Records shown
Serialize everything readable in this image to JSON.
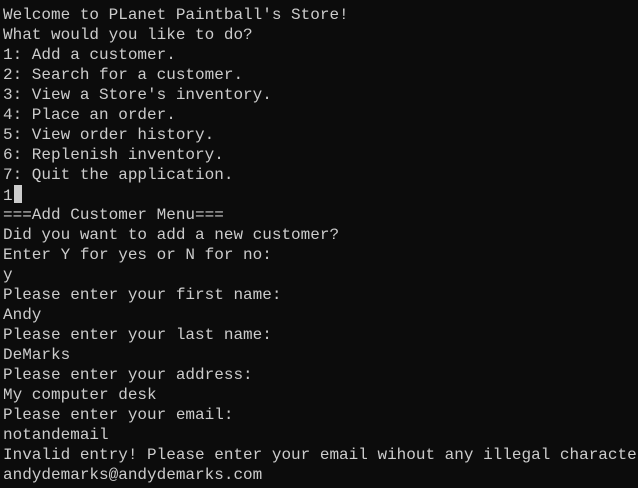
{
  "menu": {
    "welcome": "Welcome to PLanet Paintball's Store!",
    "prompt": "What would you like to do?",
    "options": [
      "1: Add a customer.",
      "2: Search for a customer.",
      "3: View a Store's inventory.",
      "4: Place an order.",
      "5: View order history.",
      "6: Replenish inventory.",
      "7: Quit the application."
    ],
    "selection": "1"
  },
  "add_customer": {
    "header": "===Add Customer Menu===",
    "confirm_question": "Did you want to add a new customer?",
    "confirm_prompt": "Enter Y for yes or N for no:",
    "confirm_input": "y",
    "first_name_prompt": "Please enter your first name:",
    "first_name_input": "Andy",
    "last_name_prompt": "Please enter your last name:",
    "last_name_input": "DeMarks",
    "address_prompt": "Please enter your address:",
    "address_input": "My computer desk",
    "email_prompt": "Please enter your email:",
    "email_input_invalid": "notandemail",
    "email_error": "Invalid entry! Please enter your email wihout any illegal characters:",
    "email_input": "andydemarks@andydemarks.com"
  },
  "colors": {
    "background": "#0c0c0c",
    "text": "#cccccc"
  }
}
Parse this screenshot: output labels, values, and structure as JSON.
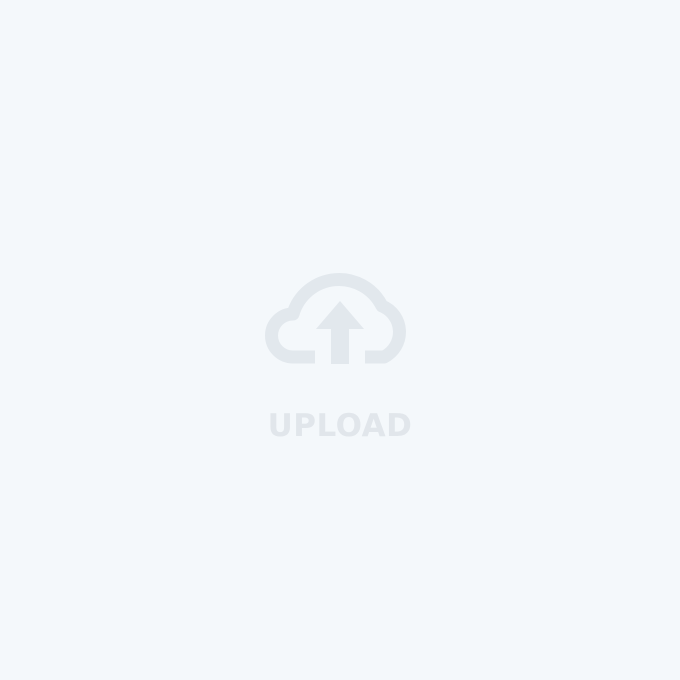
{
  "upload": {
    "label": "UPLOAD",
    "icon": "cloud-upload-icon"
  },
  "colors": {
    "background": "#f4f8fb",
    "icon": "#e2e8ed",
    "label": "#e1e6eb"
  }
}
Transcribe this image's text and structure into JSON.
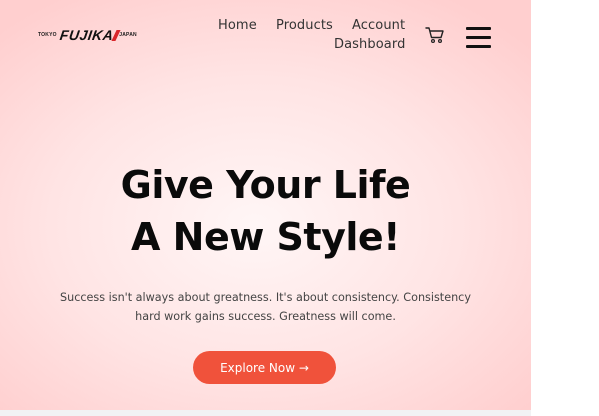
{
  "logo": {
    "left_text": "TOKYO",
    "brand": "FUJIKA",
    "right_text": "JAPAN"
  },
  "nav": {
    "home": "Home",
    "products": "Products",
    "account": "Account",
    "dashboard": "Dashboard"
  },
  "icons": {
    "cart": "shopping-cart-icon",
    "menu": "hamburger-menu-icon"
  },
  "hero": {
    "headline_line1": "Give Your Life",
    "headline_line2": "A New Style!",
    "subtext_line1": "Success isn't always about greatness. It's about consistency. Consistency",
    "subtext_line2": "hard work gains success. Greatness will come.",
    "cta_label": "Explore Now →"
  },
  "colors": {
    "accent": "#f0523b",
    "hero_background": "#ffd6d6",
    "text_dark": "#0a0a0a"
  }
}
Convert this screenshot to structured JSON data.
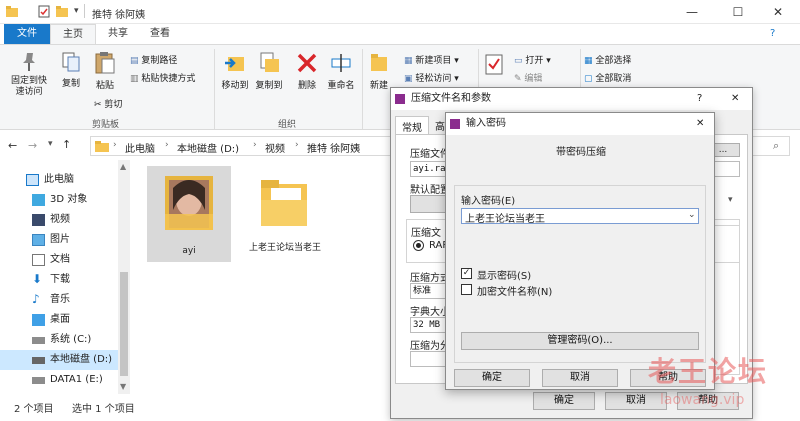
{
  "window": {
    "title": "推特 徐阿姨",
    "min_glyph": "—",
    "max_glyph": "☐",
    "close_glyph": "✕"
  },
  "tabs": [
    "文件",
    "主页",
    "共享",
    "查看"
  ],
  "ribbon": {
    "pin_label": "固定到快速访问",
    "copy_label": "复制",
    "paste_label": "粘贴",
    "copy_path": "复制路径",
    "paste_shortcut": "粘贴快捷方式",
    "cut": "剪切",
    "clipboard_group": "剪贴板",
    "move_to": "移动到",
    "copy_to": "复制到",
    "delete": "删除",
    "rename": "重命名",
    "organize_group": "组织",
    "new_label": "新建",
    "new_item": "新建项目",
    "easy_access": "轻松访问",
    "open": "打开",
    "edit": "编辑",
    "select_all": "全部选择",
    "select_none": "全部取消"
  },
  "address": {
    "crumbs": [
      "此电脑",
      "本地磁盘 (D:)",
      "视频",
      "推特 徐阿姨"
    ],
    "sep": "›"
  },
  "nav": [
    {
      "label": "此电脑",
      "icon": "computer-icon"
    },
    {
      "label": "3D 对象",
      "icon": "cube-icon"
    },
    {
      "label": "视频",
      "icon": "video-icon"
    },
    {
      "label": "图片",
      "icon": "pictures-icon"
    },
    {
      "label": "文档",
      "icon": "documents-icon"
    },
    {
      "label": "下载",
      "icon": "download-icon"
    },
    {
      "label": "音乐",
      "icon": "music-icon"
    },
    {
      "label": "桌面",
      "icon": "desktop-icon"
    },
    {
      "label": "系统 (C:)",
      "icon": "drive-icon"
    },
    {
      "label": "本地磁盘 (D:)",
      "icon": "drive-icon"
    },
    {
      "label": "DATA1 (E:)",
      "icon": "drive-icon"
    }
  ],
  "files": [
    {
      "name": "ayi"
    },
    {
      "name": "上老王论坛当老王"
    }
  ],
  "status": {
    "count": "2 个项目",
    "selected": "选中 1 个项目"
  },
  "rar_dialog": {
    "title": "压缩文件名和参数",
    "tab_general": "常规",
    "tab_second": "高",
    "archive_label": "压缩文件",
    "archive_value": "ayi.rar",
    "default_profile": "默认配置",
    "format_label": "压缩文",
    "format_rar": "RAR",
    "method_label": "压缩方式",
    "method_value": "标准",
    "dict_label": "字典大小",
    "dict_value": "32 MB",
    "split_label": "压缩为分",
    "help_glyph": "?",
    "close_glyph": "✕",
    "ok": "确定",
    "cancel": "取消",
    "help": "帮助"
  },
  "pwd_dialog": {
    "title": "输入密码",
    "heading": "带密码压缩",
    "enter_label": "输入密码(E)",
    "password_value": "上老王论坛当老王",
    "show_password": "显示密码(S)",
    "encrypt_names": "加密文件名称(N)",
    "manage": "管理密码(O)...",
    "ok": "确定",
    "cancel": "取消",
    "help": "帮助",
    "close_glyph": "✕"
  },
  "watermark": {
    "text": "老王论坛",
    "url": "laowang.vip"
  },
  "colors": {
    "accent": "#1979ca",
    "selection": "#cce8ff",
    "folder": "#f5c451"
  }
}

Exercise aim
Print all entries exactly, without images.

Answer to the exercise
Serialize everything readable in this image to JSON.
{
  "menu": {
    "welcome": "Welcome to PLanet Paintball's Store!",
    "prompt": "What would you like to do?",
    "options": [
      "1: Add a customer.",
      "2: Search for a customer.",
      "3: View a Store's inventory.",
      "4: Place an order.",
      "5: View order history.",
      "6: Replenish inventory.",
      "7: Quit the application."
    ],
    "selection": "1"
  },
  "add_customer": {
    "header": "===Add Customer Menu===",
    "confirm_question": "Did you want to add a new customer?",
    "confirm_prompt": "Enter Y for yes or N for no:",
    "confirm_input": "y",
    "first_name_prompt": "Please enter your first name:",
    "first_name_input": "Andy",
    "last_name_prompt": "Please enter your last name:",
    "last_name_input": "DeMarks",
    "address_prompt": "Please enter your address:",
    "address_input": "My computer desk",
    "email_prompt": "Please enter your email:",
    "email_input_invalid": "notandemail",
    "email_error": "Invalid entry! Please enter your email wihout any illegal characters:",
    "email_input": "andydemarks@andydemarks.com"
  },
  "colors": {
    "background": "#0c0c0c",
    "text": "#cccccc"
  }
}
Parse this screenshot: output labels, values, and structure as JSON.
{
  "upload": {
    "label": "UPLOAD",
    "icon": "cloud-upload-icon"
  },
  "colors": {
    "background": "#f4f8fb",
    "icon": "#e2e8ed",
    "label": "#e1e6eb"
  }
}
Transcribe this image's text and structure into JSON.
{
  "logo": {
    "left_text": "TOKYO",
    "brand": "FUJIKA",
    "right_text": "JAPAN"
  },
  "nav": {
    "home": "Home",
    "products": "Products",
    "account": "Account",
    "dashboard": "Dashboard"
  },
  "icons": {
    "cart": "shopping-cart-icon",
    "menu": "hamburger-menu-icon"
  },
  "hero": {
    "headline_line1": "Give Your Life",
    "headline_line2": "A New Style!",
    "subtext_line1": "Success isn't always about greatness. It's about consistency. Consistency",
    "subtext_line2": "hard work gains success. Greatness will come.",
    "cta_label": "Explore Now →"
  },
  "colors": {
    "accent": "#f0523b",
    "hero_background": "#ffd6d6",
    "text_dark": "#0a0a0a"
  }
}
Convert this screenshot to structured JSON data.
{
  "window": {
    "title": "推特 徐阿姨",
    "min_glyph": "—",
    "max_glyph": "☐",
    "close_glyph": "✕"
  },
  "tabs": [
    "文件",
    "主页",
    "共享",
    "查看"
  ],
  "ribbon": {
    "pin_label": "固定到快速访问",
    "copy_label": "复制",
    "paste_label": "粘贴",
    "copy_path": "复制路径",
    "paste_shortcut": "粘贴快捷方式",
    "cut": "剪切",
    "clipboard_group": "剪贴板",
    "move_to": "移动到",
    "copy_to": "复制到",
    "delete": "删除",
    "rename": "重命名",
    "organize_group": "组织",
    "new_label": "新建",
    "new_item": "新建项目",
    "easy_access": "轻松访问",
    "open": "打开",
    "edit": "编辑",
    "select_all": "全部选择",
    "select_none": "全部取消"
  },
  "address": {
    "crumbs": [
      "此电脑",
      "本地磁盘 (D:)",
      "视频",
      "推特 徐阿姨"
    ],
    "sep": "›"
  },
  "nav": [
    {
      "label": "此电脑",
      "icon": "computer-icon"
    },
    {
      "label": "3D 对象",
      "icon": "cube-icon"
    },
    {
      "label": "视频",
      "icon": "video-icon"
    },
    {
      "label": "图片",
      "icon": "pictures-icon"
    },
    {
      "label": "文档",
      "icon": "documents-icon"
    },
    {
      "label": "下载",
      "icon": "download-icon"
    },
    {
      "label": "音乐",
      "icon": "music-icon"
    },
    {
      "label": "桌面",
      "icon": "desktop-icon"
    },
    {
      "label": "系统 (C:)",
      "icon": "drive-icon"
    },
    {
      "label": "本地磁盘 (D:)",
      "icon": "drive-icon"
    },
    {
      "label": "DATA1 (E:)",
      "icon": "drive-icon"
    }
  ],
  "files": [
    {
      "name": "ayi"
    },
    {
      "name": "上老王论坛当老王"
    }
  ],
  "status": {
    "count": "2 个项目",
    "selected": "选中 1 个项目"
  },
  "rar_dialog": {
    "title": "压缩文件名和参数",
    "tab_general": "常规",
    "tab_second": "高",
    "archive_label": "压缩文件",
    "archive_value": "ayi.rar",
    "default_profile": "默认配置",
    "format_label": "压缩文",
    "format_rar": "RAR",
    "method_label": "压缩方式",
    "method_value": "标准",
    "dict_label": "字典大小",
    "dict_value": "32 MB",
    "split_label": "压缩为分",
    "help_glyph": "?",
    "close_glyph": "✕",
    "ok": "确定",
    "cancel": "取消",
    "help": "帮助"
  },
  "pwd_dialog": {
    "title": "输入密码",
    "heading": "带密码压缩",
    "enter_label": "输入密码(E)",
    "password_value": "上老王论坛当老王",
    "show_password": "显示密码(S)",
    "encrypt_names": "加密文件名称(N)",
    "manage": "管理密码(O)...",
    "ok": "确定",
    "cancel": "取消",
    "help": "帮助",
    "close_glyph": "✕"
  },
  "watermark": {
    "text": "老王论坛",
    "url": "laowang.vip"
  },
  "colors": {
    "accent": "#1979ca",
    "selection": "#cce8ff",
    "folder": "#f5c451"
  }
}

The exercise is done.